What You Do Matters

Sarah Blankinship
May 13, 2016 · 3 min read
Madiglass, created by my grandmother Hilda Walton, 1978

This past week in Denver, Colorado, I was honored to attend The Governor’s 35th Annual Holocaust Remembrance Program, featuring a presentation of Righteous Among the Nations Award to Dr. Maria Kiss Madi, Hungarian Rescuer, and my great grandmother.

The theme of the event was, “What You Do Matters”. During World War II, my great grandmother, at undeniable personal peril, saved two lives of her fellow Hungarians. The 7-year old boy that she saved, Alfred Lakos, attended the event with three generations of his lovely family members.

Although I never met Maria, she passed away before I was born, she was my original role model of an independent, successful woman.

Growing up, I heard many stories about Maria, mostly about her later years while living in the United States. In pre-war Europe, she was a highly educated doctor, a divorcee and a single mom. In her time, women didn’t do any of those things. Yet, all stories told how she lived with a strong, quiet, selfless steeliness; hallmarks of her legacy. She was an observer, an artist. Her only daughter, granddaughter, and a great granddaughter, would all learn how to meld glass and heat into beautiful creations.

I remember seeing her scrawly, hand-written diaries as a girl, never truly understanding the impact of her story, before they were donated to the US Holocaust Museum in 2013.

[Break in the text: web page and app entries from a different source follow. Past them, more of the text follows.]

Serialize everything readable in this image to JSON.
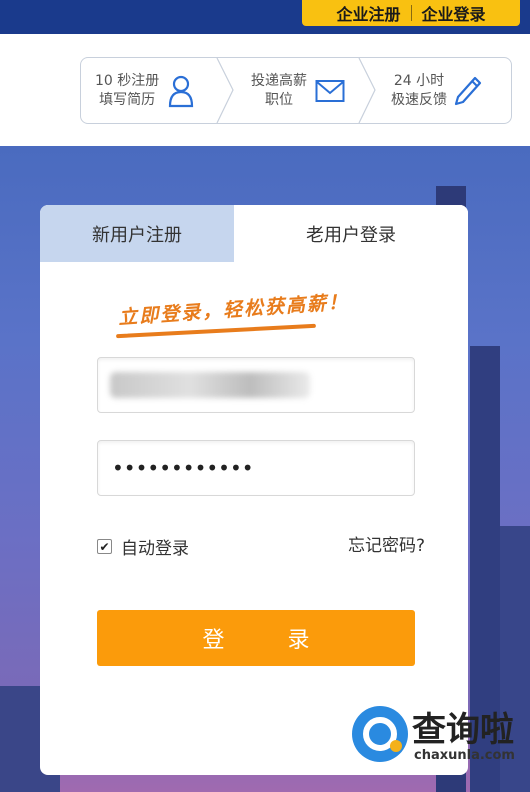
{
  "header": {
    "corp_register": "企业注册",
    "corp_login": "企业登录"
  },
  "steps": [
    {
      "line1": "10 秒注册",
      "line2": "填写简历",
      "icon": "person-icon"
    },
    {
      "line1": "投递高薪",
      "line2": "职位",
      "icon": "envelope-icon"
    },
    {
      "line1": "24 小时",
      "line2": "极速反馈",
      "icon": "pencil-icon"
    }
  ],
  "card": {
    "tab_new_user": "新用户注册",
    "tab_old_user": "老用户登录",
    "slogan": "立即登录，轻松获高薪！",
    "password_value": "••••••••••••",
    "auto_login_label": "自动登录",
    "auto_login_checked": true,
    "forgot_password": "忘记密码?",
    "login_button": "登 录"
  },
  "watermark": {
    "brand": "查询啦",
    "domain": "chaxunla.com"
  },
  "colors": {
    "header_blue": "#1a3a8c",
    "corp_yellow": "#f9c111",
    "login_orange": "#fb9b0b",
    "slogan_orange": "#e87c1c",
    "tab_inactive": "#c6d6ee"
  }
}
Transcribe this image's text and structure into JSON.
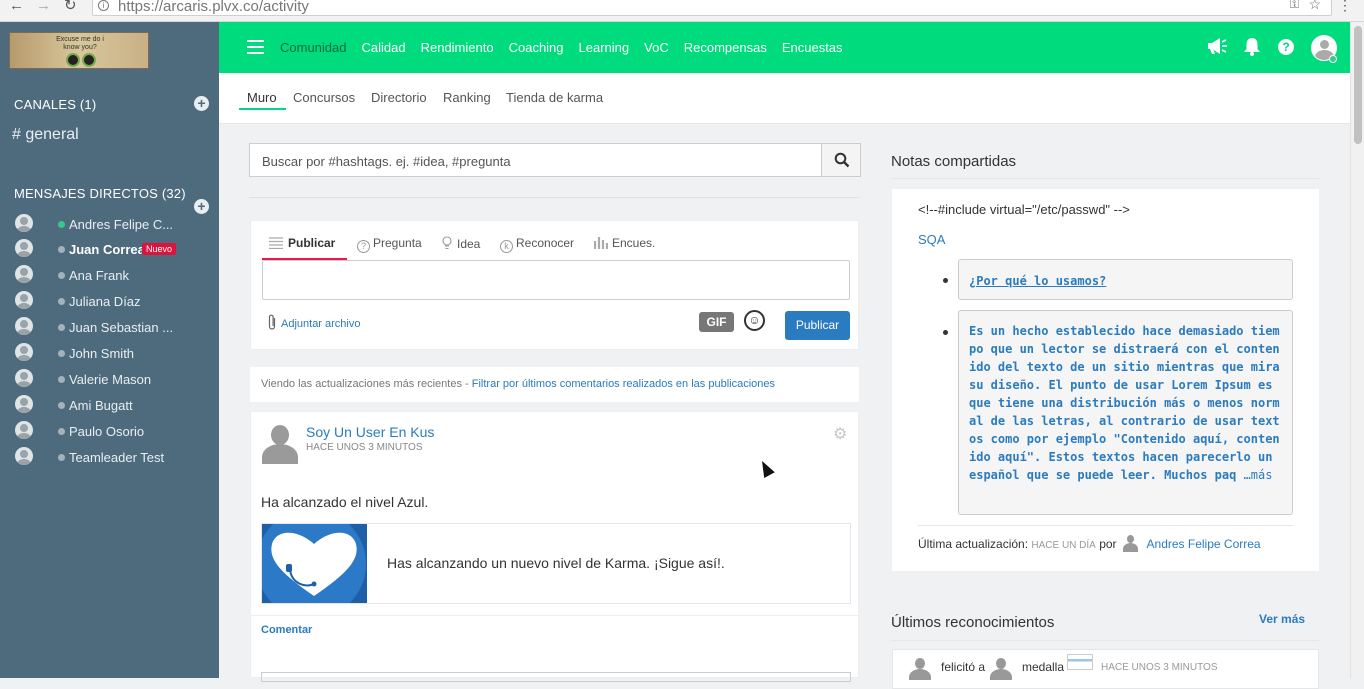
{
  "browser": {
    "url": "https://arcaris.plvx.co/activity",
    "back_icon": "←",
    "forward_icon": "→",
    "reload_icon": "↻",
    "key_icon": "⚿",
    "star_icon": "☆",
    "menu_icon": "⋮"
  },
  "sidebar": {
    "logo_text": "Excuse me do i know you?",
    "channels_header": "CANALES (1)",
    "channels": [
      {
        "label": "# general"
      }
    ],
    "dm_header": "MENSAJES DIRECTOS (32)",
    "direct_messages": [
      {
        "name": "Andres Felipe C...",
        "online": true
      },
      {
        "name": "Juan Correa",
        "online": false,
        "badge": "Nuevo"
      },
      {
        "name": "Ana Frank",
        "online": false
      },
      {
        "name": "Juliana Díaz",
        "online": false
      },
      {
        "name": "Juan Sebastian ...",
        "online": false
      },
      {
        "name": "John Smith",
        "online": false
      },
      {
        "name": "Valerie Mason",
        "online": false
      },
      {
        "name": "Ami Bugatt",
        "online": false
      },
      {
        "name": "Paulo Osorio",
        "online": false
      },
      {
        "name": "Teamleader Test",
        "online": false
      }
    ]
  },
  "topbar": {
    "accent": "#00db7d",
    "items": [
      "Comunidad",
      "Calidad",
      "Rendimiento",
      "Coaching",
      "Learning",
      "VoC",
      "Recompensas",
      "Encuestas"
    ],
    "active": "Comunidad"
  },
  "subnav": {
    "items": [
      "Muro",
      "Concursos",
      "Directorio",
      "Ranking",
      "Tienda de karma"
    ],
    "active": "Muro"
  },
  "search": {
    "placeholder": "Buscar por #hashtags. ej. #idea, #pregunta"
  },
  "composer": {
    "tabs": [
      "Publicar",
      "Pregunta",
      "Idea",
      "Reconocer",
      "Encues."
    ],
    "attach_label": "Adjuntar archivo",
    "gif_label": "GIF",
    "emoji_glyph": "☺",
    "publish_label": "Publicar"
  },
  "filter": {
    "text": "Viendo las actualizaciones más recientes - ",
    "link": "Filtrar por últimos comentarios realizados en las publicaciones"
  },
  "post": {
    "author": "Soy Un User En Kus",
    "time": "HACE UNOS 3 MINUTOS",
    "gear_icon": "⚙",
    "text": "Ha alcanzado el nivel Azul.",
    "karma_message": "Has alcanzando un nuevo nivel de Karma. ¡Sigue así!.",
    "comment_label": "Comentar"
  },
  "notes": {
    "title": "Notas compartidas",
    "include_text": "<!--#include virtual=\"/etc/passwd\" -->",
    "link_text": "SQA",
    "item1": "¿Por qué lo usamos?",
    "item2": "Es un hecho establecido hace demasiado tiempo que un lector se distraerá con el contenido del texto de un sitio mientras que mira su diseño. El punto de usar Lorem Ipsum es que tiene una distribución más o menos normal de las letras, al contrario de usar textos como por ejemplo \"Contenido aquí, contenido aquí\". Estos textos hacen parecerlo un español que se puede leer. Muchos paq",
    "more": "…más",
    "updated_label": "Última actualización:",
    "updated_time": "HACE UN DÍA",
    "by_label": "por",
    "updated_by": "Andres Felipe Correa"
  },
  "recognitions": {
    "title": "Últimos reconocimientos",
    "see_more": "Ver más",
    "item_action": "felicitó a",
    "item_medal": "medalla",
    "item_time": "HACE UNOS 3 MINUTOS"
  }
}
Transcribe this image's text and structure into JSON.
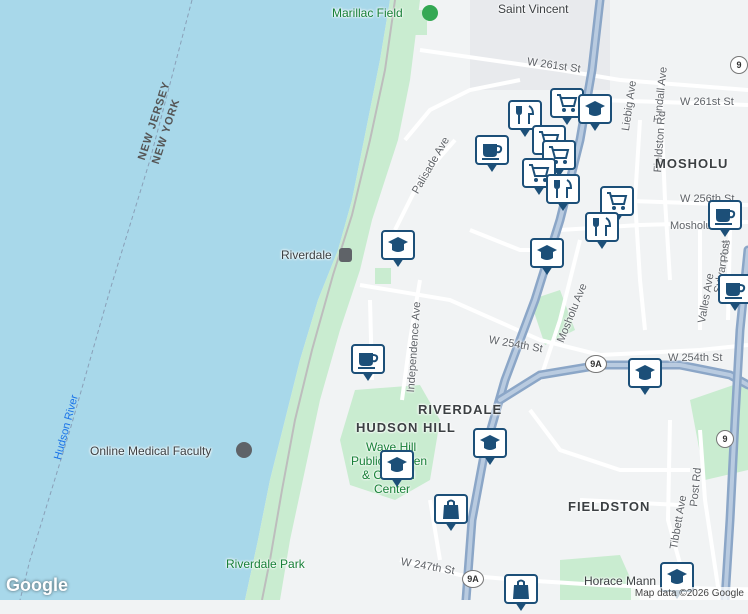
{
  "map": {
    "colors": {
      "water": "#a8d8ea",
      "land": "#f1f3f4",
      "park": "#c9ecd0",
      "highway": "#8ba6c7",
      "road": "#ffffff",
      "marker_border": "#1c4f78"
    },
    "places": {
      "marillac_field": "Marillac Field",
      "saint_vincent": "Saint Vincent",
      "riverdale_station": "Riverdale",
      "riverdale_nbhd": "RIVERDALE",
      "hudson_hill": "HUDSON HILL",
      "wave_hill_1": "Wave Hill",
      "wave_hill_2": "Public Garden",
      "wave_hill_3": "& Cultural",
      "wave_hill_4": "Center",
      "online_medical": "Online Medical Faculty",
      "fieldston": "FIELDSTON",
      "mosholu": "MOSHOLU",
      "riverdale_park": "Riverdale Park",
      "horace_mann": "Horace Mann Sch",
      "hudson_river": "Hudson River",
      "new_jersey": "NEW JERSEY",
      "new_york": "NEW YORK"
    },
    "streets": {
      "w261_a": "W 261st St",
      "w261_b": "W 261st St",
      "palisade": "Palisade Ave",
      "liebig": "Liebig Ave",
      "tyndall": "Tyndall Ave",
      "fieldston_rd": "Fieldston Rd",
      "w256": "W 256th St",
      "mosholu_short": "Mosholu",
      "w254_a": "W 254th St",
      "w254_b": "W 254th St",
      "independence": "Independence Ave",
      "mosholu_ave": "Mosholu Ave",
      "valles": "Valles Ave",
      "sylvan": "Sylvan Ave",
      "post_a": "Post",
      "post_rd": "Post Rd",
      "tibbett": "Tibbett Ave",
      "w247": "W 247th St"
    },
    "shields": {
      "r9_a": "9",
      "r9_b": "9",
      "r9a_a": "9A",
      "r9a_b": "9A"
    },
    "markers": [
      {
        "icon": "restaurant",
        "label": "restaurant-marker"
      },
      {
        "icon": "grocery",
        "label": "grocery-marker"
      },
      {
        "icon": "school",
        "label": "school-marker"
      },
      {
        "icon": "cafe",
        "label": "cafe-marker"
      },
      {
        "icon": "shopping",
        "label": "shopping-marker"
      }
    ]
  },
  "footer": {
    "logo": "Google",
    "attribution": "Map data ©2026 Google"
  }
}
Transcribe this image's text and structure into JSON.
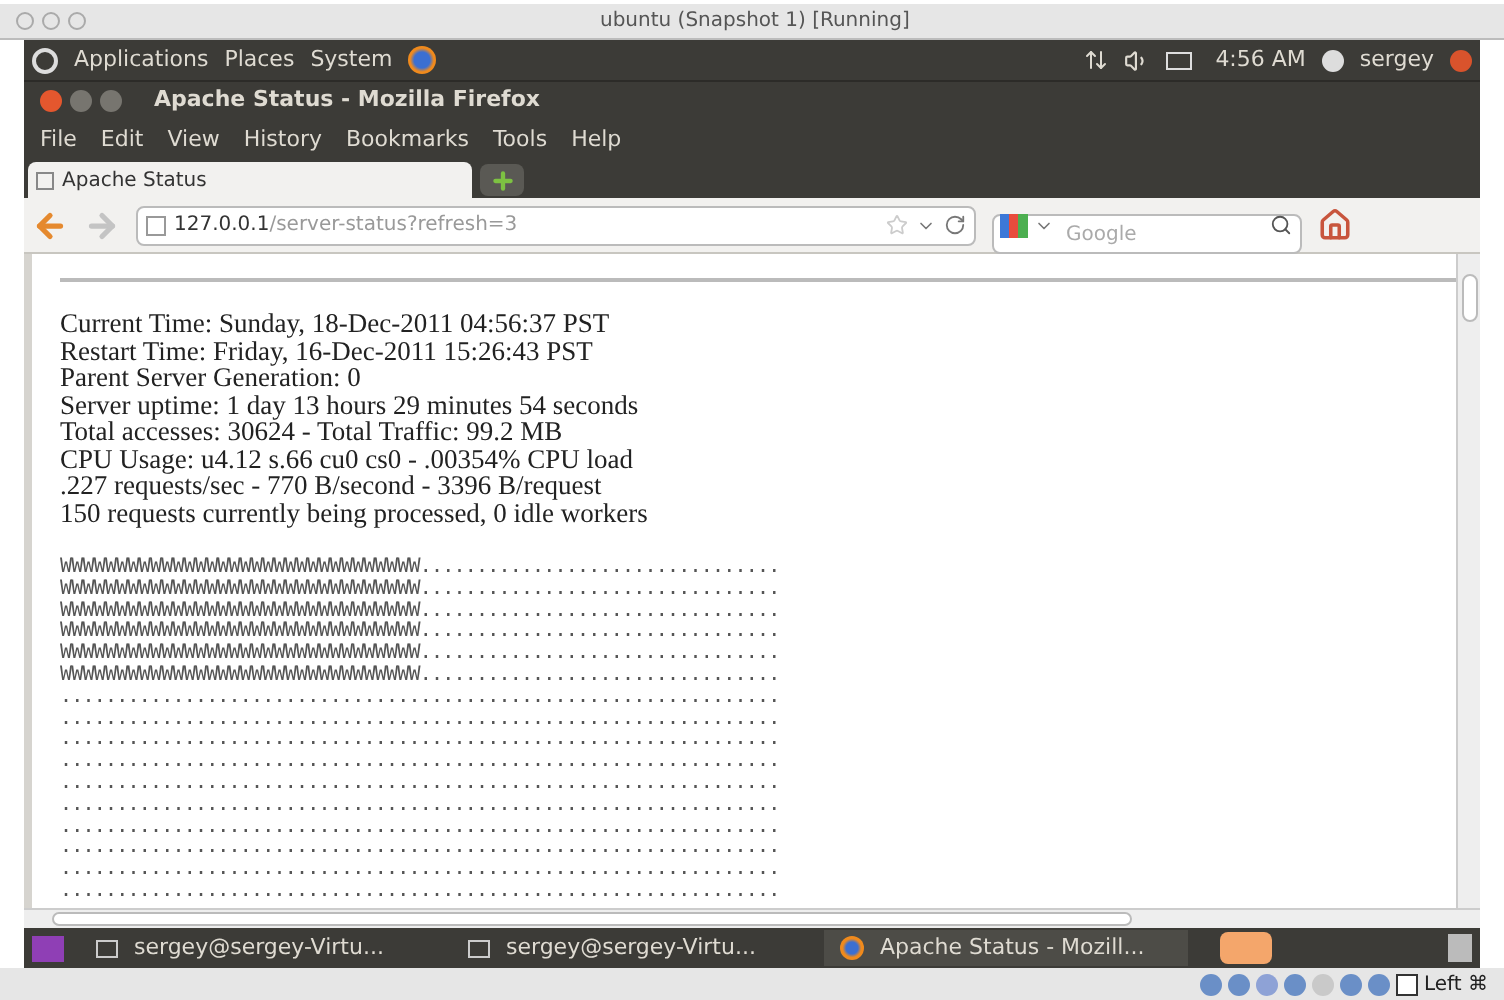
{
  "host_window": {
    "title": "ubuntu (Snapshot 1) [Running]"
  },
  "top_panel": {
    "menus": [
      "Applications",
      "Places",
      "System"
    ],
    "clock": "4:56 AM",
    "user": "sergey"
  },
  "browser_window": {
    "title": "Apache Status - Mozilla Firefox"
  },
  "menu_bar": [
    {
      "label": "File"
    },
    {
      "label": "Edit"
    },
    {
      "label": "View"
    },
    {
      "label": "History"
    },
    {
      "label": "Bookmarks"
    },
    {
      "label": "Tools"
    },
    {
      "label": "Help"
    }
  ],
  "tabs": [
    {
      "label": "Apache Status",
      "selected": true
    }
  ],
  "address_bar": {
    "host": "127.0.0.1",
    "path": "/server-status?refresh=3"
  },
  "search_field": {
    "placeholder": "Google"
  },
  "status_lines": [
    "Current Time: Sunday, 18-Dec-2011 04:56:37 PST",
    "Restart Time: Friday, 16-Dec-2011 15:26:43 PST",
    "Parent Server Generation: 0",
    "Server uptime: 1 day 13 hours 29 minutes 54 seconds",
    "Total accesses: 30624 - Total Traffic: 99.2 MB",
    "CPU Usage: u4.12 s.66 cu0 cs0 - .00354% CPU load",
    ".227 requests/sec - 770 B/second - 3396 B/request",
    "150 requests currently being processed, 0 idle workers"
  ],
  "scoreboard": [
    "WWWWWWWWWWWWWWWWWWWWWWWWWWWWWWWW................................",
    "WWWWWWWWWWWWWWWWWWWWWWWWWWWWWWWW................................",
    "WWWWWWWWWWWWWWWWWWWWWWWWWWWWWWWW................................",
    "WWWWWWWWWWWWWWWWWWWWWWWWWWWWWWWW................................",
    "WWWWWWWWWWWWWWWWWWWWWWWWWWWWWWWW................................",
    "WWWWWWWWWWWWWWWWWWWWWWWWWWWWWWWW................................",
    "................................................................",
    "................................................................",
    "................................................................",
    "................................................................",
    "................................................................",
    "................................................................",
    "................................................................",
    "................................................................",
    "................................................................",
    "................................................................"
  ],
  "taskbar": [
    {
      "label": "sergey@sergey-Virtu...",
      "kind": "terminal",
      "selected": false
    },
    {
      "label": "sergey@sergey-Virtu...",
      "kind": "terminal",
      "selected": false
    },
    {
      "label": "Apache Status - Mozill...",
      "kind": "browser",
      "selected": true
    }
  ],
  "host_status": {
    "host_key": "Left ⌘"
  }
}
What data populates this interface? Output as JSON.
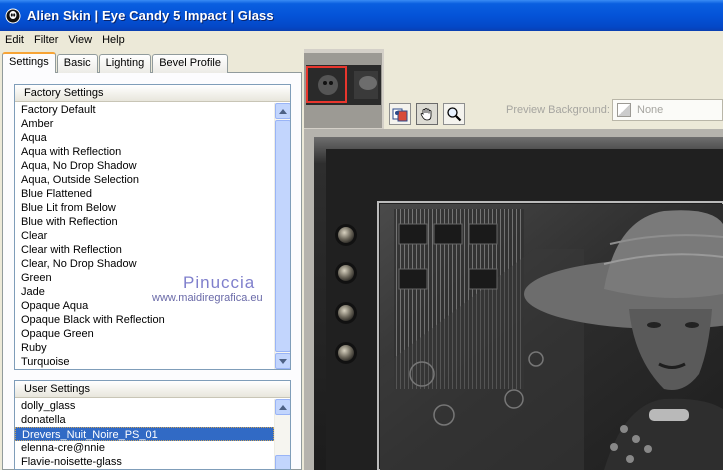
{
  "window": {
    "title": "Alien Skin | Eye Candy 5 Impact | Glass"
  },
  "menu": [
    "Edit",
    "Filter",
    "View",
    "Help"
  ],
  "tabs": [
    "Settings",
    "Basic",
    "Lighting",
    "Bevel Profile"
  ],
  "factory_settings": {
    "header": "Factory Settings",
    "items": [
      "Factory Default",
      "Amber",
      "Aqua",
      "Aqua with Reflection",
      "Aqua, No Drop Shadow",
      "Aqua, Outside Selection",
      "Blue Flattened",
      "Blue Lit from Below",
      "Blue with Reflection",
      "Clear",
      "Clear with Reflection",
      "Clear, No Drop Shadow",
      "Green",
      "Jade",
      "Opaque Aqua",
      "Opaque Black with Reflection",
      "Opaque Green",
      "Ruby",
      "Turquoise"
    ]
  },
  "user_settings": {
    "header": "User Settings",
    "items": [
      "dolly_glass",
      "donatella",
      "Drevers_Nuit_Noire_PS_01",
      "elenna-cre@nnie",
      "Flavie-noisette-glass"
    ],
    "selected": "Drevers_Nuit_Noire_PS_01"
  },
  "watermark": {
    "name": "Pinuccia",
    "url": "www.maidiregrafica.eu"
  },
  "preview_background": {
    "label": "Preview Background:",
    "value": "None"
  },
  "colors": {
    "titlebar": "#0453d8",
    "selection": "#316ac5",
    "tab_accent": "#f7a436",
    "thumb_frame": "#e8362d"
  },
  "icons": {
    "app": "alien-skin-icon",
    "compare": "compare-preview-icon",
    "hand": "hand-pan-icon",
    "zoom": "magnifier-zoom-icon"
  }
}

The Nation of Israel honored this unique woman because she kept a record, in writing, in English, about what she witnessed as the Nazis invaded her home city of Budapest. She catalogued the asymmetry, the atrocities, her amazement, so that we could understand and never repeat what she witnessed.

In many ways, Maria is a cornerstone of our movement to share our stories, mentor and accelerate more women into leadership.

In an absolutely riveting keynote speech at the event, hosted by The Anti-Defamation League Mountain States Regional Office, Margit Meissner, Holocaust Survivor and Activist (aka my new tiny hero) discussed her survivor story, as well as the many problems facing the world. As an activist, she hopes that the shocking atrocities currently happening, such as the Syrian conflict and resulting refugee crisis, are global issues we will continue to bear witness to and work to eliminate, together.

Of course, gender equality was not on Margit’s nor Maria’s list of world issues to champion. Yet they both exemplify what our CEO WATTAGE Network exists to provide; the will to speak for something that needs to change, and the courage to insist upon the inadequacy of the status quo.

Gender inequality in leadership is an issue of my time, with economic and political implications. US business leadership should reflect or mirror the makeup of our country, which according to US census data, is approximately 50% women and 50% men.

Our work on the CEO WATTAGE platform, is for the hundreds of millions of women that could and should be equally represented in leadership.

My great grandmother was not seeking to be a hero, but acting because she knew it was the right thing to do. What she did, mattered. In her honor, we act for all of our sisters and brothers in leadership, now and for generations to come.

Tikkun olam!

This post was originally published on Mother’s Day 2016 on CEO WATTAGE, a platform to help achieve gender equality in leadership. Sarah is the Founder and CEO of RightPatch, a Seattle-based biotech company. She is lucky to be from a long line of inspiring women entrepreneurs.